Appeals & Response Plans
- Tropical Cyclone Sagar - May 2018
- Ethiopia: Floods and Landslides - Apr 2018
- Ethiopia: Floods - Aug 2017
- Ethiopia: Measles Outbreak - May 2017
- East Africa: Armyworm Infestation - Mar 2017
- Ethiopia: Acute Watery Diarrhoea (AWD) Outbreak - May 2016
- Ethiopia: Floods - Apr 2016
- Ethiopia: Floods - Oct 2015
- Ethiopia: Drought - 2015-2018
- Ethiopia: Floods - Oct 2014
Most read reports
- UNICEF Ethiopia Humanitarian Situation Report #8 – Reporting Period: August 2018
- Ethiopia: Some 1,786 Displaced Persons Return Home
- ‘Wind of hope’ blowing through Horn of Africa says UN chief, as Ethiopia and Eritrea sign historic peace accord
- Countries from IGAD team up to end polio: The three Ministers of Health jointly launch to vaccinate about six million under-five children
- Displaced Ethiopians, returnees need continued support

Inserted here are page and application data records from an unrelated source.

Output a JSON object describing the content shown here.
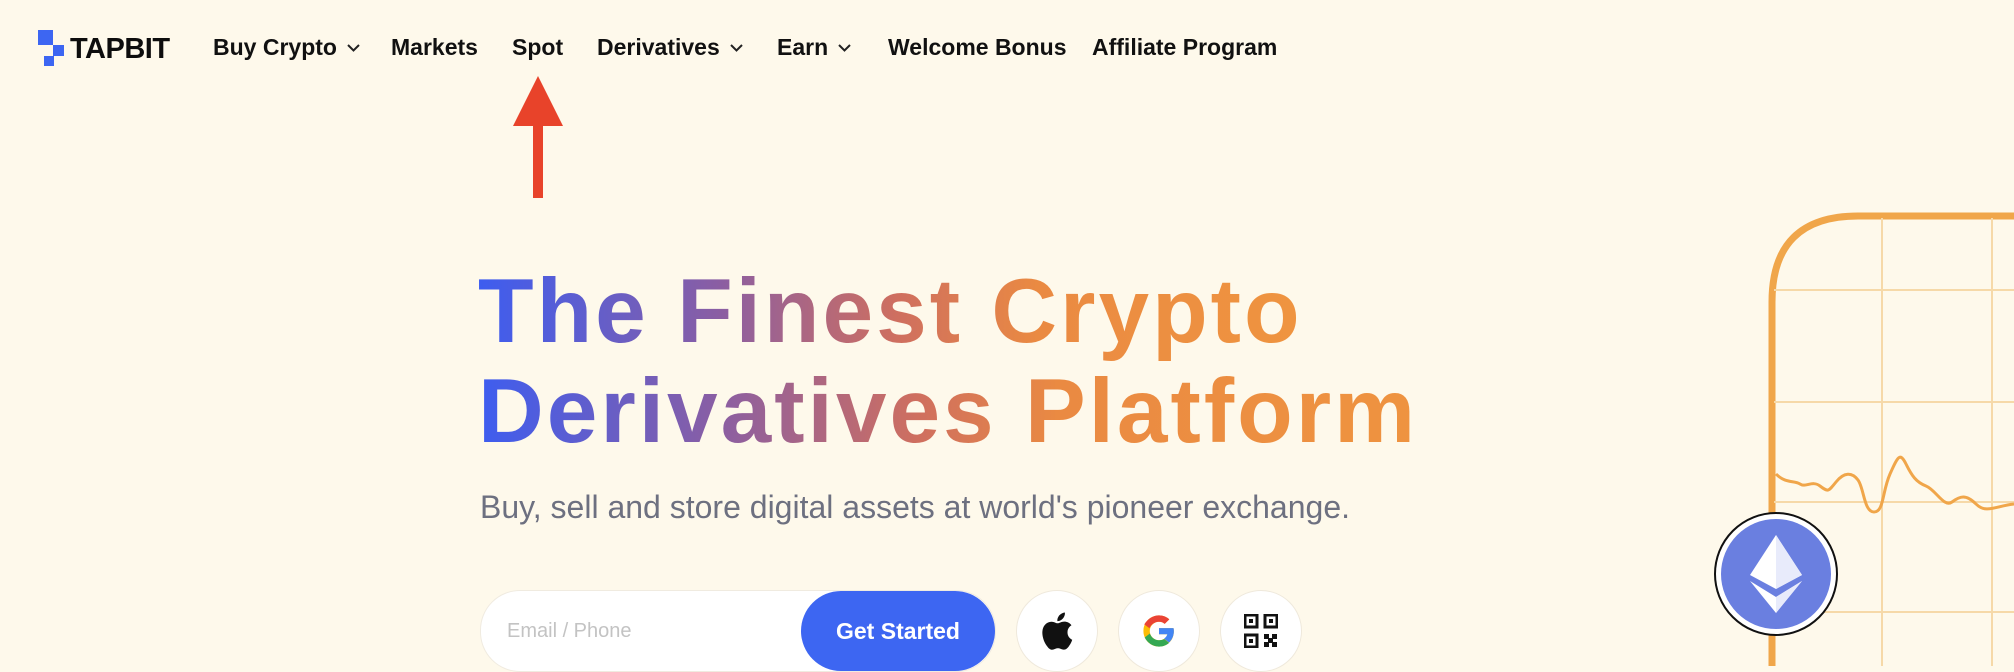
{
  "brand": {
    "name": "TAPBIT"
  },
  "nav": {
    "buy_crypto": "Buy Crypto",
    "markets": "Markets",
    "spot": "Spot",
    "derivatives": "Derivatives",
    "earn": "Earn",
    "welcome_bonus": "Welcome Bonus",
    "affiliate_program": "Affiliate Program"
  },
  "hero": {
    "title_line1": "The Finest Crypto",
    "title_line2": "Derivatives Platform",
    "subtitle": "Buy, sell and store digital assets at world's pioneer exchange."
  },
  "signup": {
    "placeholder": "Email / Phone",
    "cta_label": "Get Started"
  },
  "icons": {
    "logo": "tapbit-logo-icon",
    "chevron": "chevron-down-icon",
    "annotation": "red-arrow-icon",
    "apple": "apple-icon",
    "google": "google-icon",
    "qr": "qr-code-icon",
    "eth": "ethereum-icon"
  },
  "colors": {
    "background": "#fef9eb",
    "accent_blue": "#3d66f2",
    "gradient_start": "#3d5df0",
    "gradient_end": "#ef9440",
    "annotation_red": "#e8432a",
    "chart_orange": "#f0a64a"
  }
}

The R4 Rural Resilience Initiative (R4) is a strategic partnership between Oxfam America (OA) and the UN World Food Programme (WFP). R4 was initiated in 2011 to respond to the challenges faced by food-insecure communities enduring increasingly frequent and intense climate disasters and other shocks. This report outlines the key accomplishments during the January to March 2015 quarter. This quarter marked the beginning of the R4 implementation phase in Malawi and Zambia, and continued expansion in Ethiopia and Senegal.

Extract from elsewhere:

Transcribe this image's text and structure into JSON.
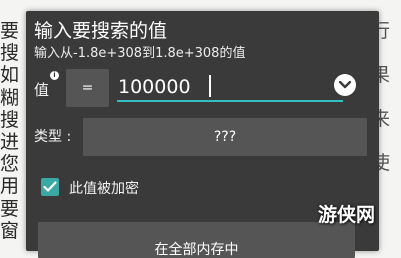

R4 refers to the four risk management strategies that the initiative integrates to enable farmers to strengthen the communities’ food and income security through a combination of improved resource management (risk reduction), insurance (risk transfer), microcredit (prudent risk taking), and savings (risk reserves).

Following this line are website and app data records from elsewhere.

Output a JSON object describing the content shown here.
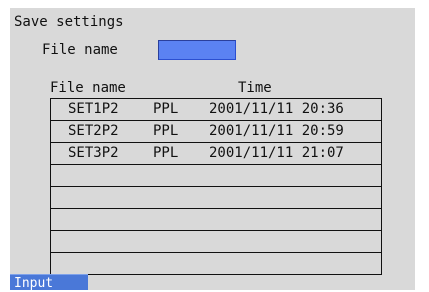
{
  "screen": {
    "title": "Save settings"
  },
  "filename_field": {
    "label": "File name",
    "value": "",
    "color": "#5b82f2"
  },
  "table": {
    "columns": [
      "File name",
      "Time"
    ],
    "rows": [
      {
        "name": "SET1P2",
        "type": "PPL",
        "time": "2001/11/11 20:36"
      },
      {
        "name": "SET2P2",
        "type": "PPL",
        "time": "2001/11/11 20:59"
      },
      {
        "name": "SET3P2",
        "type": "PPL",
        "time": "2001/11/11 21:07"
      },
      {
        "name": "",
        "type": "",
        "time": ""
      },
      {
        "name": "",
        "type": "",
        "time": ""
      },
      {
        "name": "",
        "type": "",
        "time": ""
      },
      {
        "name": "",
        "type": "",
        "time": ""
      },
      {
        "name": "",
        "type": "",
        "time": ""
      }
    ]
  },
  "softkeys": {
    "input_label": "Input",
    "color": "#4a78d8"
  }
}
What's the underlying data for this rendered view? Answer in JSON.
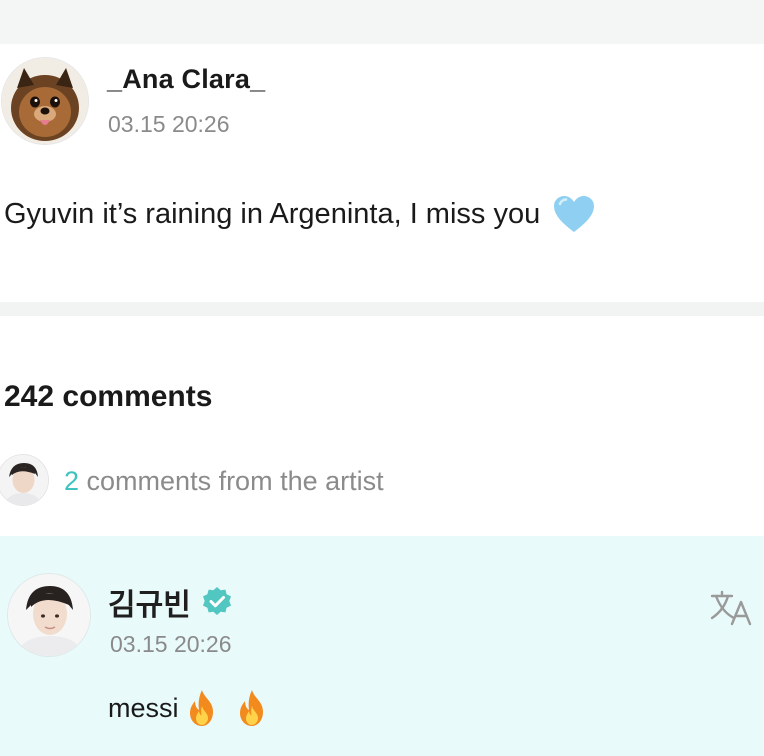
{
  "post": {
    "author": "_Ana Clara_",
    "timestamp": "03.15 20:26",
    "text": "Gyuvin it’s raining in Argeninta, I miss you",
    "emoji": "light-blue-heart-icon",
    "avatar": "dog-avatar"
  },
  "comments": {
    "count_label": "242 comments",
    "artist_row": {
      "count": "2",
      "label": " comments from the artist"
    }
  },
  "artist_comment": {
    "name": "김규빈",
    "verified": true,
    "timestamp": "03.15 20:26",
    "text": "messi",
    "emojis": [
      "fire-icon",
      "fire-icon"
    ],
    "translate_icon": "translate-icon"
  },
  "colors": {
    "accent": "#3ec3be",
    "artist_background": "#e9fafa",
    "verified": "#52c6c1",
    "heart": "#8fd0f2",
    "muted_text": "#8a8a8a"
  }
}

For the 1.3 billion people living on less than a dollar a day who depend on agriculture for their livelihoods, vulnerability to climate-related shocks is a constant threat to food security and well-being. As climate change drives an increase in the frequency and intensity of natural hazards, the challenges faced by foodinsecure communities struggling to improve their lives and livelihoods will also increase. The question of how to build rural resilience against climate-related risk is critical for addressing global poverty.